**What to work on:** Copy each line from the records below in which the word "Mowfeu" is found.

**** Provided information

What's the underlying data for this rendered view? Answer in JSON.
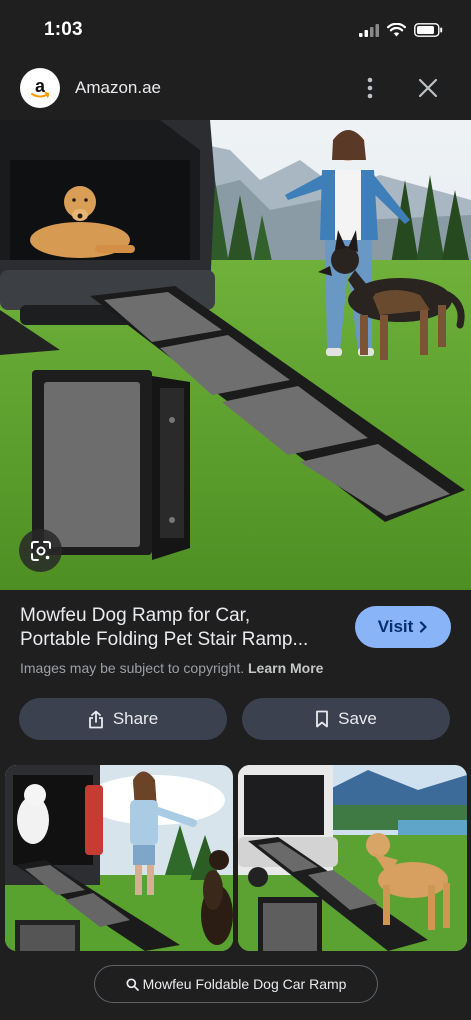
{
  "status_bar": {
    "time": "1:03"
  },
  "header": {
    "site_name": "Amazon.ae",
    "logo_letter": "a"
  },
  "product": {
    "title_line1": "Mowfeu Dog Ramp for Car,",
    "title_line2": "Portable Folding Pet Stair Ramp..."
  },
  "visit_label": "Visit",
  "copyright": {
    "note": "Images may be subject to copyright.",
    "learn_more": "Learn More"
  },
  "actions": {
    "share_label": "Share",
    "save_label": "Save"
  },
  "search_chip": {
    "label": "Mowfeu Foldable Dog Car Ramp"
  },
  "colors": {
    "background": "#1f1f1f",
    "accent": "#8ab4f8",
    "button_bg": "#3c4150",
    "amazon_orange": "#ff9900"
  },
  "icons": [
    "signal-icon",
    "wifi-icon",
    "battery-icon",
    "more-vert-icon",
    "close-icon",
    "lens-icon",
    "chevron-right-icon",
    "share-icon",
    "bookmark-icon",
    "search-icon"
  ]
}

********

**Written answer:**
    "title_line1": "Mowfeu Dog Ramp for Car,",
    "label": "Mowfeu Foldable Dog Car Ramp"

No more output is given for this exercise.